Speaker Mark Kuznicki weighed in on the importance of community interaction.

The group found the answer in organizing Thursday’s event, which borrowed Ignite Toronto’s format of short speeches combined with PowerPoint slides that automatically advance every few seconds, forcing presenters to summarize their ideas concisely. Presenter Jamie Kirkpatrick, who addressed the importance of having candidates endorse environmental goals, described his four-minute spiel as an “elevator pitch.” Despite the pressure, he fully endorsed the short format: “The only way that these issues will seem exciting to people is if they are presented in a snappy way.”
Other speakers shared the sentiment. “Some people think that planning and zoning rules are only for geeks,” said Michael Shapcott, who spoke about the need for affordable housing for a healthy city. “But this is something people should be getting excited about, so that everyone in Toronto has a good home.”
With topics that ran the gamut from the necessity of cat-neutering to the city’s bedbug epidemic, the presenters presented a diversity of issues.

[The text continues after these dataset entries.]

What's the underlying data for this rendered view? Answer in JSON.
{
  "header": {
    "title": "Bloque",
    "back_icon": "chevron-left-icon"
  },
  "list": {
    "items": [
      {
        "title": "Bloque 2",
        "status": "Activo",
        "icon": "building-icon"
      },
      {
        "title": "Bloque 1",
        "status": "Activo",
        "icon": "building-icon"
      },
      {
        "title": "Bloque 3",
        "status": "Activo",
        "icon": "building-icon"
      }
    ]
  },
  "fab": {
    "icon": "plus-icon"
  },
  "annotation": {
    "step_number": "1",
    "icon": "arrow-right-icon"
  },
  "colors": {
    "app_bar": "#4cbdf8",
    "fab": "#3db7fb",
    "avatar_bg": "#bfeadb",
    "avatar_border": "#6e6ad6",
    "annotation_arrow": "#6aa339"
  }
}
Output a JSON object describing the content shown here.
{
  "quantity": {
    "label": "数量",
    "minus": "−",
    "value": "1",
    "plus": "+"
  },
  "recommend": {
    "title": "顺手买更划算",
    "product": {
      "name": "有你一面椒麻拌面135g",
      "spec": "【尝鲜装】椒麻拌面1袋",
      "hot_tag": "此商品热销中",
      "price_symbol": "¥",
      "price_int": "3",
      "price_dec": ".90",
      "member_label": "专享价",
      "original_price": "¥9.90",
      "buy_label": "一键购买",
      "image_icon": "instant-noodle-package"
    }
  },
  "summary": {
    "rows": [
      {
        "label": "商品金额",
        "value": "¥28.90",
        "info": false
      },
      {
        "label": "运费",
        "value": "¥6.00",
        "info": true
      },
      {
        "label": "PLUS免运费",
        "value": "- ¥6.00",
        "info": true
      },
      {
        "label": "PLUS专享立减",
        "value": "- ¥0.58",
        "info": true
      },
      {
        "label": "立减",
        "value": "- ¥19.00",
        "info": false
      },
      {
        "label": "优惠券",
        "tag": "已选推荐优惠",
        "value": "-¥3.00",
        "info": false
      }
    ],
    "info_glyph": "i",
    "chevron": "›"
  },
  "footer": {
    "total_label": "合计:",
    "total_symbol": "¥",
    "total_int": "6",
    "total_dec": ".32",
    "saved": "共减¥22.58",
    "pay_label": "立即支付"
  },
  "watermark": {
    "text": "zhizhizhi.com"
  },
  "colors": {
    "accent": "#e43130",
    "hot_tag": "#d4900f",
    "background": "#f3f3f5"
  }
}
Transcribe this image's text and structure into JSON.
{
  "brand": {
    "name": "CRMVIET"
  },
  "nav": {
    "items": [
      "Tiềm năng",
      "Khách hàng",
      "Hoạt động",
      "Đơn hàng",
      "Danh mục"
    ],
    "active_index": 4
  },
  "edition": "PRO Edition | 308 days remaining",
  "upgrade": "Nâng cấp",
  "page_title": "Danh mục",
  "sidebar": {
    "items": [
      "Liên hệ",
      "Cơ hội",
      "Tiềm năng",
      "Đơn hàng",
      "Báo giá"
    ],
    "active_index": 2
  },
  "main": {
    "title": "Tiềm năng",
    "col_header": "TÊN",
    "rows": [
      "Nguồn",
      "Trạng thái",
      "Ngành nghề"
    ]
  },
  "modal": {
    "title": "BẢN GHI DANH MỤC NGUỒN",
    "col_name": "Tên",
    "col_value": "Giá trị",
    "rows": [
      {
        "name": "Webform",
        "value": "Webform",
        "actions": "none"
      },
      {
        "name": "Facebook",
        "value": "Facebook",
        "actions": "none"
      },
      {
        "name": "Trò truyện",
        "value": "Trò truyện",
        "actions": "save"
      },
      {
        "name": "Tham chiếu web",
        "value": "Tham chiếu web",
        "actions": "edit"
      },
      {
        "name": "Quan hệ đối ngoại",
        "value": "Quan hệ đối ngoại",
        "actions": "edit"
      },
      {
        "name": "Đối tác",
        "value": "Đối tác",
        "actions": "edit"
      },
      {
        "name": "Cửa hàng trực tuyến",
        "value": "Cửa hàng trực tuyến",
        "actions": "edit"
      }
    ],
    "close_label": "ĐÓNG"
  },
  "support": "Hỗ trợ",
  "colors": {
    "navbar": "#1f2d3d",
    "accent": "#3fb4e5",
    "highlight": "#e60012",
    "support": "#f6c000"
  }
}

Mark Kuznicki, who finished off the night by discussing the significance of community-based social events, revealed that he was happy to hear new perspectives on urban life. “It’s good to listen to people speak who aren’t candidates,” he said. “I especially think candidates should listen to people who aren’t candidates.”
The growing presence of media and community online was integral to the creation of #voteTO. “The institutions, like traditional forms of media, that have shaped dialogue around municipal elections in the past don’t have the same relevance for this generation,” asserted Hassum. The organization’s website even reads: “Our community is online; Twitter is our constituency.” But for a group that began online, #voteTO was able to deliver an actual physical crowd, making the event a sold-out success. The Annex Live restaurant was standing-room only, and presentations were followed with cheers and applause. “We are trying to have social media have a real life political presence,” Hassum said. Fellow member of the #voteTO collective Justin Stayshyn reiterated the sentiment: “Online, you can build momentum, and that’s important for any group or issue. But then that energy has to manifest physically. We have to come together IRL—in the real world.”
The mood in the room seemed very encouraging and jubilant, if a bit insular. (As is often—and unfortunately—the case with these kinds of events, many in attendance seemed to know each other: it’s hard to know how many people became involved that weren’t engaged in these kinds of civic endeavours already.) That said, the packed house on Thursday was ample evidence that a significant number of people were enthusiastic enough to show up in the flesh, including mayoral candidate Sarah Thomson. While a few presentations were too complex to be fully explained within the four-minute limit, and others veered off the topic of the city, the evening retained a sense of buoyant optimism. “This is about ideas,” maintained Hassum. “It’s about creating a vision for a better Toronto.”
Photos by Andrew Louis/Torontoist.